§ Task prompt: The full set of entries below, restated word for word and stripped of images, is the expected result.
┌─ Given data
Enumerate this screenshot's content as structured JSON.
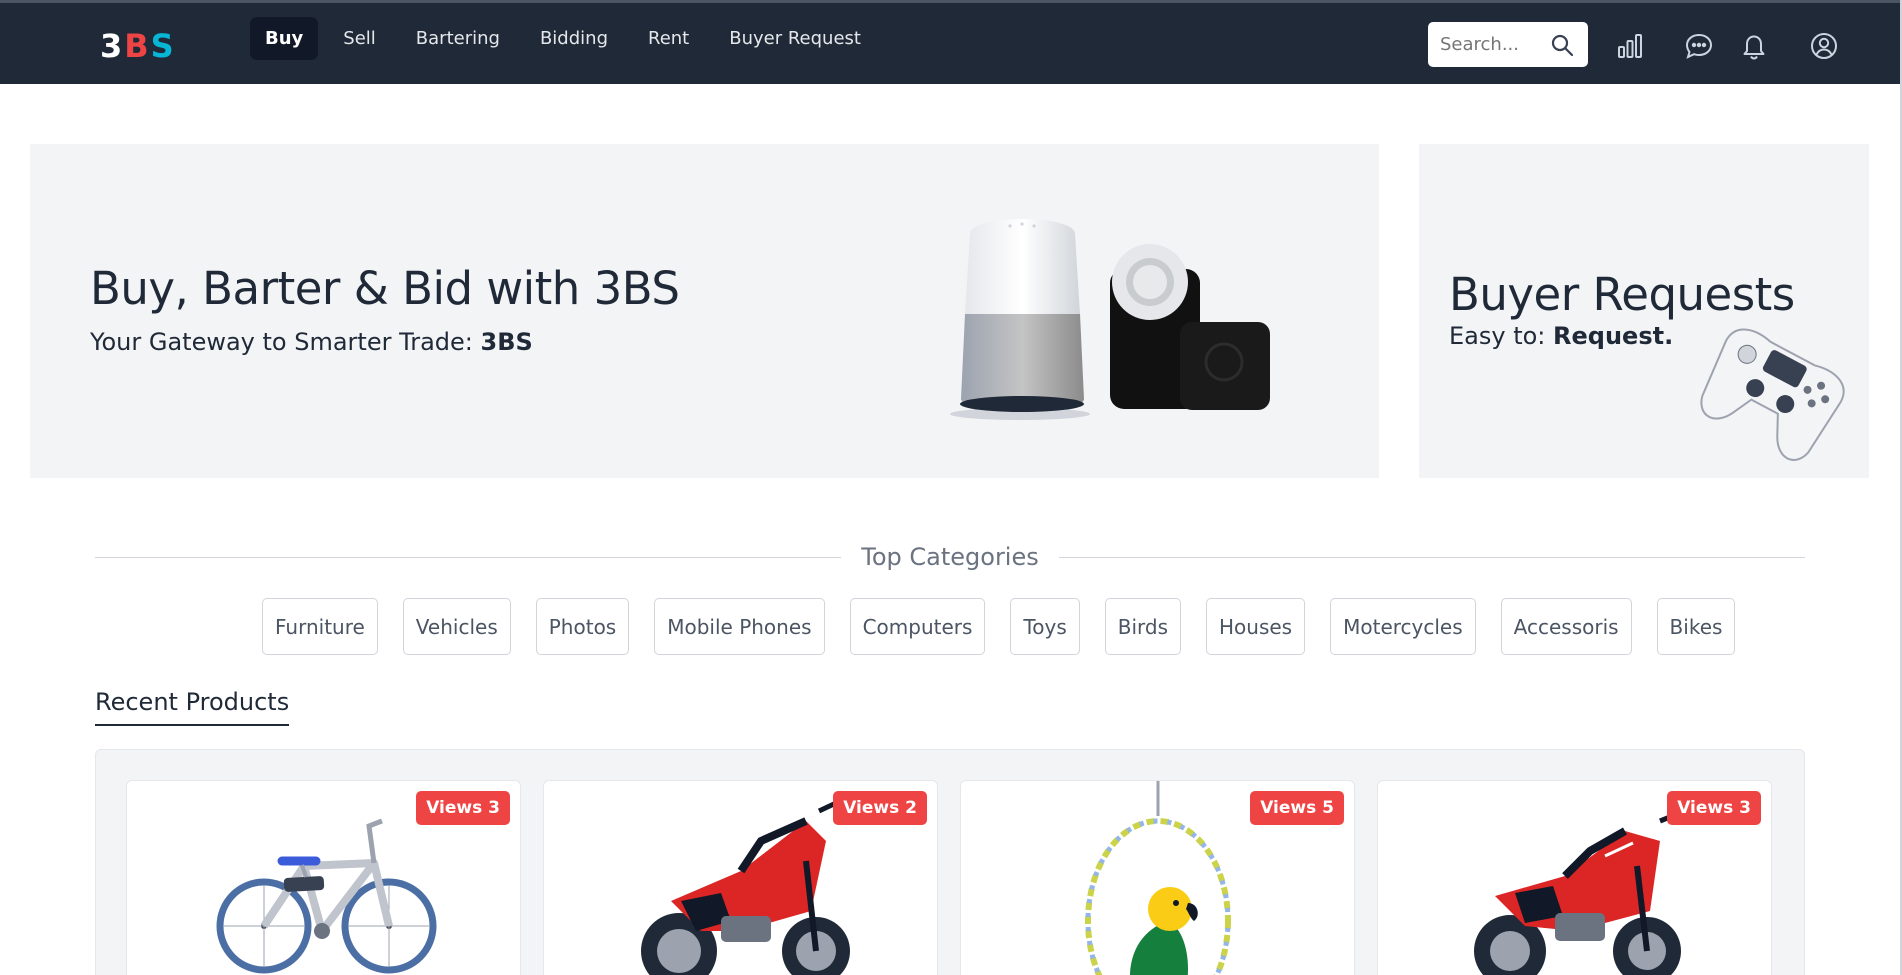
{
  "brand": {
    "letters": [
      "3",
      "B",
      "S"
    ],
    "colors": [
      "#ffffff",
      "#ef4444",
      "#06b6d4"
    ]
  },
  "nav": {
    "items": [
      {
        "label": "Buy",
        "active": true
      },
      {
        "label": "Sell",
        "active": false
      },
      {
        "label": "Bartering",
        "active": false
      },
      {
        "label": "Bidding",
        "active": false
      },
      {
        "label": "Rent",
        "active": false
      },
      {
        "label": "Buyer Request",
        "active": false
      }
    ],
    "search_placeholder": "Search...",
    "icons": [
      "search-icon",
      "stats-icon",
      "chat-icon",
      "bell-icon",
      "user-icon"
    ]
  },
  "hero": {
    "title": "Buy, Barter & Bid with 3BS",
    "subtitle_prefix": "Your Gateway to Smarter Trade: ",
    "subtitle_bold": "3BS"
  },
  "buyer_requests": {
    "title": "Buyer Requests",
    "subtitle_prefix": "Easy to: ",
    "subtitle_bold": "Request."
  },
  "categories": {
    "title": "Top Categories",
    "items": [
      "Furniture",
      "Vehicles",
      "Photos",
      "Mobile Phones",
      "Computers",
      "Toys",
      "Birds",
      "Houses",
      "Motercycles",
      "Accessoris",
      "Bikes"
    ]
  },
  "recent": {
    "title": "Recent Products",
    "products": [
      {
        "views": "Views 3",
        "image": "bicycle"
      },
      {
        "views": "Views 2",
        "image": "motorcycle"
      },
      {
        "views": "Views 5",
        "image": "parrot"
      },
      {
        "views": "Views 3",
        "image": "motorcycle"
      }
    ]
  },
  "colors": {
    "nav_bg": "#1f2937",
    "badge": "#ef4444",
    "panel": "#f3f4f6"
  }
}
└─
§ Expected answer:
Enumerate this screenshot's content as structured JSON.
{
  "brand": {
    "letters": [
      "3",
      "B",
      "S"
    ],
    "colors": [
      "#ffffff",
      "#ef4444",
      "#06b6d4"
    ]
  },
  "nav": {
    "items": [
      {
        "label": "Buy",
        "active": true
      },
      {
        "label": "Sell",
        "active": false
      },
      {
        "label": "Bartering",
        "active": false
      },
      {
        "label": "Bidding",
        "active": false
      },
      {
        "label": "Rent",
        "active": false
      },
      {
        "label": "Buyer Request",
        "active": false
      }
    ],
    "search_placeholder": "Search...",
    "icons": [
      "search-icon",
      "stats-icon",
      "chat-icon",
      "bell-icon",
      "user-icon"
    ]
  },
  "hero": {
    "title": "Buy, Barter & Bid with 3BS",
    "subtitle_prefix": "Your Gateway to Smarter Trade: ",
    "subtitle_bold": "3BS"
  },
  "buyer_requests": {
    "title": "Buyer Requests",
    "subtitle_prefix": "Easy to: ",
    "subtitle_bold": "Request."
  },
  "categories": {
    "title": "Top Categories",
    "items": [
      "Furniture",
      "Vehicles",
      "Photos",
      "Mobile Phones",
      "Computers",
      "Toys",
      "Birds",
      "Houses",
      "Motercycles",
      "Accessoris",
      "Bikes"
    ]
  },
  "recent": {
    "title": "Recent Products",
    "products": [
      {
        "views": "Views 3",
        "image": "bicycle"
      },
      {
        "views": "Views 2",
        "image": "motorcycle"
      },
      {
        "views": "Views 5",
        "image": "parrot"
      },
      {
        "views": "Views 3",
        "image": "motorcycle"
      }
    ]
  },
  "colors": {
    "nav_bg": "#1f2937",
    "badge": "#ef4444",
    "panel": "#f3f4f6"
  }
}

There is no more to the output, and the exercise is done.